Tactual. These students learn two ways: touching or holding objects and relating to other people. As we don’t often teach on the tangible, the latter is where these students will shine. These are the students you may find to be fidgety or drive you crazy ripping up cups or drawing on everything in front of them. Anything with fine motor skills will be a good match for them, though not many youth groups have people typing on their computers or dictating on their phones. The other positive course for tactual learners is group work. So much so that working alone can be incredibly difficult for these students. So, to accommodate, work some partner or group work into lessons. Give these learners a place to interact and learn together. As a follow up, use your social media to give these learners the opportunity to type responses and communicate socially about the lesson.

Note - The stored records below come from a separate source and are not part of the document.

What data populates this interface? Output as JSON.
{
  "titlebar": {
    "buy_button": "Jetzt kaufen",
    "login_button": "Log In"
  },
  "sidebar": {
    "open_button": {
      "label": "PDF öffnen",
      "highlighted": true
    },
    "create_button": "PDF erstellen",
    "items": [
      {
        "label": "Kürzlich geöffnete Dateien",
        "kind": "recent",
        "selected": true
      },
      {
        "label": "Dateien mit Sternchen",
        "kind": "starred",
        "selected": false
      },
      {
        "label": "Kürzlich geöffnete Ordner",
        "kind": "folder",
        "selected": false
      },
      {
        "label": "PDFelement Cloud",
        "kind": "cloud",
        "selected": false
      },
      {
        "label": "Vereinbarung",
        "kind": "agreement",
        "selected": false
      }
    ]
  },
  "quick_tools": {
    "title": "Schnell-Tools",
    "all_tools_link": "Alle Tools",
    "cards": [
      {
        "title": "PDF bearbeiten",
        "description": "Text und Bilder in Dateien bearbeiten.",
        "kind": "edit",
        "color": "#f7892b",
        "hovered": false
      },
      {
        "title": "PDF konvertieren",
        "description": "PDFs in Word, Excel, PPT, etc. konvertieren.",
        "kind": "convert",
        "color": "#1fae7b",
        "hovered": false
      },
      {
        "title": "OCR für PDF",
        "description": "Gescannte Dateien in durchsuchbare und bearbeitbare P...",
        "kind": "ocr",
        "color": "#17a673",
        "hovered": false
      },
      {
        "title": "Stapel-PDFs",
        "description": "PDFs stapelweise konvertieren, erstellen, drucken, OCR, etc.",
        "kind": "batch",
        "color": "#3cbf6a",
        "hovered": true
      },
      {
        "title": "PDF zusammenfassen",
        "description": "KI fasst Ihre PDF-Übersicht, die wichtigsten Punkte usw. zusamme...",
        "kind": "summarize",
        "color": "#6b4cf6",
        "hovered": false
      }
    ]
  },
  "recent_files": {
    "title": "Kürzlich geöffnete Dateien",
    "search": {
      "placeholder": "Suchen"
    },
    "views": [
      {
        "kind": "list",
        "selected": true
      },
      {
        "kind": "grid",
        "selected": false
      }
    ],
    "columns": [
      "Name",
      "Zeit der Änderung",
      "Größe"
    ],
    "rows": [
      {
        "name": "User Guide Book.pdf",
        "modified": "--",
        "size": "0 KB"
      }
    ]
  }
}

All together now. Okay, I know this seems like a lot. 4 styles to follow…I can only juggle 3 balls at a time, and even then only for a short period of time. The good news is that this is easier than it sounds and becomes easier and easier with practice. And, it will help a lot in the long run, because students will retain information longer and you will have to re-teach things less often. So, I am going to write out a sample lesson idea below and how I would suggest approaching things so that you cover as many styles as possible. Check it out:
Lesson: The Ten Commandments
Before you begin: Prepare a handout with the commandments written down with space between them for notes.
Begin by having the youth open to Exodus 20 and ask for volunteers to read aloud (Auditory learner). While the reader is reading, write the 10 on a white board, chalk board, giant pad of paper or on the wall with permanent marker (Visual Learner). Then hand out the handout you made earlier and have the youth group up with those around them to discuss what they think the commandments mean (Tactual Learner). Call the group back together and discuss what they talked about, having one of the group members share one or two of their ideas (Auditory Learner) while the other group members pantomime the commandment (Kinesthetic Learner). Then teach what each means verbally (Auditory) while writing down bullet points on your board/pad/wall (Visual). Then have the groups meet again (Tactual) briefly to discuss new, enlightened examples and to write them down on the handout (Visual). As a wrap-up, divide the group into groups of 10, assigning each of them a specific commandment. Then play a game of Steal The Bacon, but instead of calling out numbers, call out commandments (Auditory) and the specific person from each team who’s commandment is called must run to the center (Kinesthetic) and grab a ball/prize/puppy/wet sponge.
So, here are my parting thoughts. First, if a student doesn’t appear to be paying attention, remember that different learners use different senses to learn. Second, if a student is struggling to understand a concept, teach it in another way. Lastly, we were all created differently, so even if this is difficult for you to do, remember that God intended these students to learn the way they do, and part of our calling as youth religious educators is to facilitate all of God’s children.
This guest post was submitted by Kellen Roggenbuck, a member of our YouthMin community. He regularly blogs at handydandyyouthministry.com and has been a full time youth minister since the summer of 2004.